Cash flow is the lifeblood of any small business. It can mark the critical difference between success and failure.
In the long term, businesses go bust through lack of profit, but short term, they often fail because they don’t have enough cash to pay their bills. With more firms going under due to cash flow problems than any other reason, the saying really does ring true that cash is king.
The key to a healthy cash flow lies in the word itself: ‘flow’. It’s a cycle; a careful balance of funds in and funds out. The principles of good cash flow management are straightforward: you must ensure you have more money coming in than going out and that money comes in on time so you can pay suppliers and invest in new stock.
With the average small business in the UK owed nearly £12,000 in outstanding invoices, maintaining a healthy cash flow can be a challenge. Nearly two thirds of firms (60%) are waiting 60 days or more to receive payment, and spending an average of almost 350 hours every year chasing late payments.
Understand who, where and when
Understanding your customers is the first step to knowing where company funds are coming and going. It’s vital to know your customers’ liability by understanding what type of organisation they are and the legitimacy of the business.
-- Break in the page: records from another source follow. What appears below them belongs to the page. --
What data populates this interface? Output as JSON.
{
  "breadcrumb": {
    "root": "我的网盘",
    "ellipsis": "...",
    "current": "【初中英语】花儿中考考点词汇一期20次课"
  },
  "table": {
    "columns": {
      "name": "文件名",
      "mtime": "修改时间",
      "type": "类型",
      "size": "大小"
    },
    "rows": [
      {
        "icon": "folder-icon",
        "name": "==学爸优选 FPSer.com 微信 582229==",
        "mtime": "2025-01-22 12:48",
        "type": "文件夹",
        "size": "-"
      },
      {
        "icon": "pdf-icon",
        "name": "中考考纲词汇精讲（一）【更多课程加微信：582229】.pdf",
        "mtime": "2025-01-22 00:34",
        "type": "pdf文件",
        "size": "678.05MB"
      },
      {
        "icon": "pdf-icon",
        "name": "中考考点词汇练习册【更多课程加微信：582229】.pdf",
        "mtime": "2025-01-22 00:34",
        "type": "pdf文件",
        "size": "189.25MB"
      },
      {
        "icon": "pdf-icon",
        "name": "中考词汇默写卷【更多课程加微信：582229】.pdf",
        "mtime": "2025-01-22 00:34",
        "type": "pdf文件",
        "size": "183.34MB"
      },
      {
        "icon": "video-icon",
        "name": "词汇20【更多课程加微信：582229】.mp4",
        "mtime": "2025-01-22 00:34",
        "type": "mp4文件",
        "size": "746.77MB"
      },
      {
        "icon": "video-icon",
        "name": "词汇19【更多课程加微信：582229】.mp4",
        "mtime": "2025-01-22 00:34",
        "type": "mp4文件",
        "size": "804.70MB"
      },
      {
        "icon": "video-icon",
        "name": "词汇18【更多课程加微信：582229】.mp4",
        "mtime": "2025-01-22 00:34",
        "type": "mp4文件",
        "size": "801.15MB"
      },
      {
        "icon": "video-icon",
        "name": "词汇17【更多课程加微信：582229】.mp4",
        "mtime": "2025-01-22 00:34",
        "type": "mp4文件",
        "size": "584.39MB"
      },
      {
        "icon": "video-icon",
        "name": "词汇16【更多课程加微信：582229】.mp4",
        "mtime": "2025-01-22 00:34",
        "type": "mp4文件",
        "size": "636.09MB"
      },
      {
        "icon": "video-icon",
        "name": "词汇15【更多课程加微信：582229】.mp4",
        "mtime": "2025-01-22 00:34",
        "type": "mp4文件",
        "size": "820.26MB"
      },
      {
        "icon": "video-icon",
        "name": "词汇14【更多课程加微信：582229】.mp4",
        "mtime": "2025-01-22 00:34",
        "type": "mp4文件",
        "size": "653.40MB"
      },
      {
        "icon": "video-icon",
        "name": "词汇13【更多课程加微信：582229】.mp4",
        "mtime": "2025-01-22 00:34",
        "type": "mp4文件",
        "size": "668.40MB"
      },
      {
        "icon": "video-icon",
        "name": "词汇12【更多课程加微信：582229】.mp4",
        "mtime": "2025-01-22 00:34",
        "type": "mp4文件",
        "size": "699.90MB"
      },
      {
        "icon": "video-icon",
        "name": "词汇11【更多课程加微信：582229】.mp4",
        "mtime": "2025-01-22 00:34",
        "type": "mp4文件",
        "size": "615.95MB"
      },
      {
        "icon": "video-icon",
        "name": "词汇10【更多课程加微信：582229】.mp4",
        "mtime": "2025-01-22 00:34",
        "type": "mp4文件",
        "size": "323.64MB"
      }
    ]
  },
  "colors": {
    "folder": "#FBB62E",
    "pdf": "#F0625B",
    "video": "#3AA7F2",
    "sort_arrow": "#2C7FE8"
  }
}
Learn what funds are coming in and out of the business each month and when payments are due. This will help to combat late payments occurring in the first place, and enable you to best plan when to pay your suppliers.
Have a contingency plan
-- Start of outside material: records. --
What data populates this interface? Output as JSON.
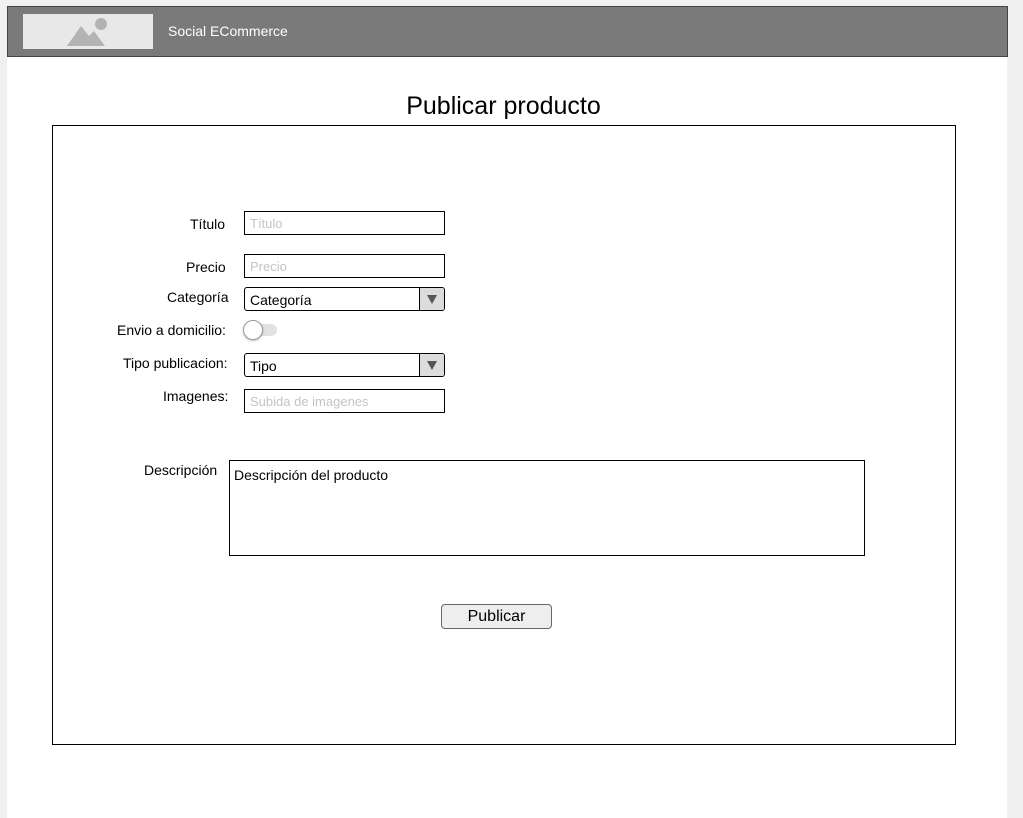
{
  "header": {
    "logo_icon": "image-placeholder-icon",
    "app_title": "Social ECommerce",
    "bg_color": "#7a7a7a"
  },
  "page": {
    "title": "Publicar producto"
  },
  "form": {
    "titulo": {
      "label": "Título",
      "placeholder": "Título",
      "value": ""
    },
    "precio": {
      "label": "Precio",
      "placeholder": "Precio",
      "value": ""
    },
    "categoria": {
      "label": "Categoría",
      "selected": "Categoría",
      "icon": "dropdown-arrow-icon"
    },
    "envio": {
      "label": "Envio a domicilio:",
      "state": "off"
    },
    "tipo": {
      "label": "Tipo publicacion:",
      "selected": "Tipo",
      "icon": "dropdown-arrow-icon"
    },
    "imagenes": {
      "label": "Imagenes:",
      "placeholder": "Subida de imagenes",
      "value": ""
    },
    "descripcion": {
      "label": "Descripción",
      "value": "Descripción del producto"
    },
    "submit_label": "Publicar"
  }
}
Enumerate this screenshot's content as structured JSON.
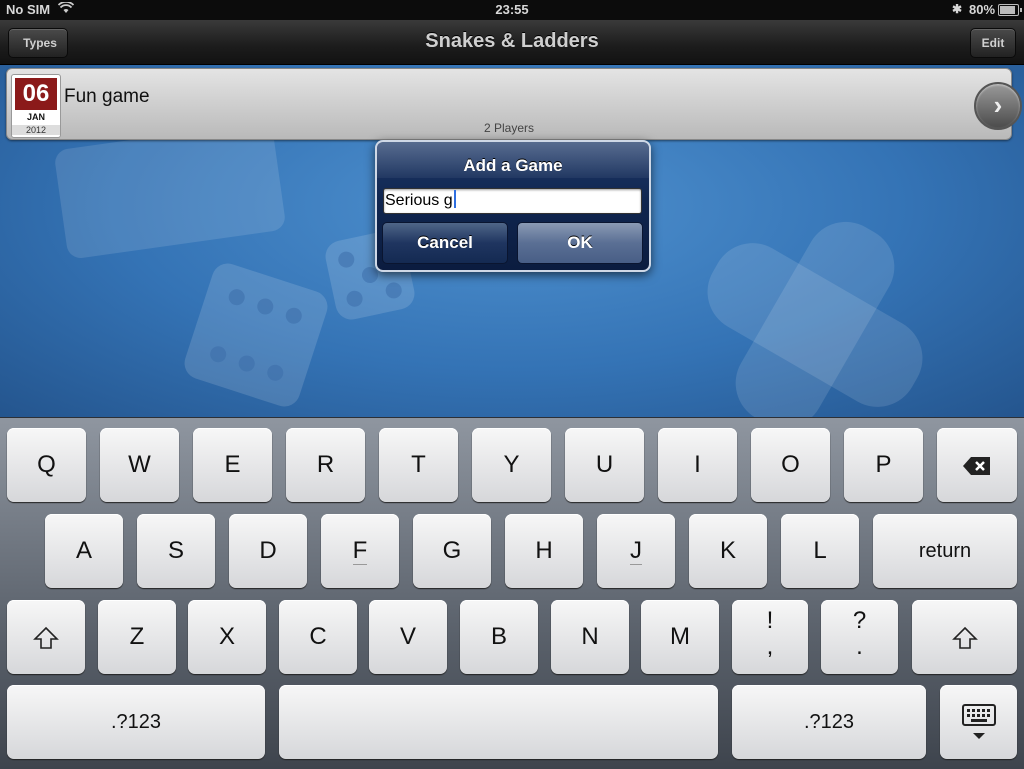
{
  "status_bar": {
    "carrier": "No SIM",
    "wifi_icon": "wifi-icon",
    "time": "23:55",
    "bluetooth_icon": "bluetooth-icon",
    "battery_percent": "80%",
    "battery_level": 0.8
  },
  "nav": {
    "back_label": "Types",
    "title": "Snakes & Ladders",
    "edit_label": "Edit"
  },
  "games": [
    {
      "day": "06",
      "month": "JAN",
      "year": "2012",
      "name": "Fun game",
      "players": "2 Players"
    }
  ],
  "alert": {
    "title": "Add a Game",
    "input_value": "Serious g",
    "cancel_label": "Cancel",
    "ok_label": "OK"
  },
  "keyboard": {
    "row1": [
      "Q",
      "W",
      "E",
      "R",
      "T",
      "Y",
      "U",
      "I",
      "O",
      "P"
    ],
    "backspace_icon": "backspace-icon",
    "row2": [
      "A",
      "S",
      "D",
      "F",
      "G",
      "H",
      "J",
      "K",
      "L"
    ],
    "return_label": "return",
    "shift_icon": "shift-icon",
    "row3": [
      "Z",
      "X",
      "C",
      "V",
      "B",
      "N",
      "M"
    ],
    "excl_top": "!",
    "excl_bottom": ",",
    "quest_top": "?",
    "quest_bottom": ".",
    "numbers_label": ".?123",
    "hide_keyboard_icon": "hide-keyboard-icon"
  },
  "colors": {
    "calendar_red": "#8b1a1a",
    "alert_blue": "#102650",
    "background_blue": "#3473b5"
  }
}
If everything does crash around you, you must ensure that your clients’ and suppliers’ finances are taken care of. However, it’s necessary to have credit insurance in place in case a customer does not pay. Insurance companies and brokers offer tailored credit insurance to help protect against non-payment by customers.
Business owners must ask themselves if their customers are at risk of failure, and have considered the business impact of late payment by major customers.
Know your payments
The average small business is currently owed up to £12,000 in outstanding invoices. This shocking figure demonstrates the importance of knowing your payment schedule. Formally agreeing terms in advance with partnering companies is vital.
Small tips, such as making the payment due date clear on invoices, and having a written and signed confirmation of the agreed payment terms, can ensure all parties are aware of the payment schedule.
With businesses spending almost 350 hours a year chasing late payments, you should implement a process to make this a simpler task. Use the tools at your disposal – with Sage 50, you have all the help you need.
Credit Hound Express, exclusively for Sage customers, aims to save businesses up to ten hours a week in back office administration. By making it easier to keep track of invoices and reducing time required for resolution and payment, Credit Hound Express will help to improve customer relationships.
Treat suppliers fairly
Good business practice begins with fair treatment of your suppliers. Late payment could result in damage to their business, whereas paying them by the due date leads to a good supplier relationship: crucial to business success.
Having an ethical business strategy also puts you in a better position to negotiate prices and terms in the future. The moral of the story? Treat others as you would like to be treated!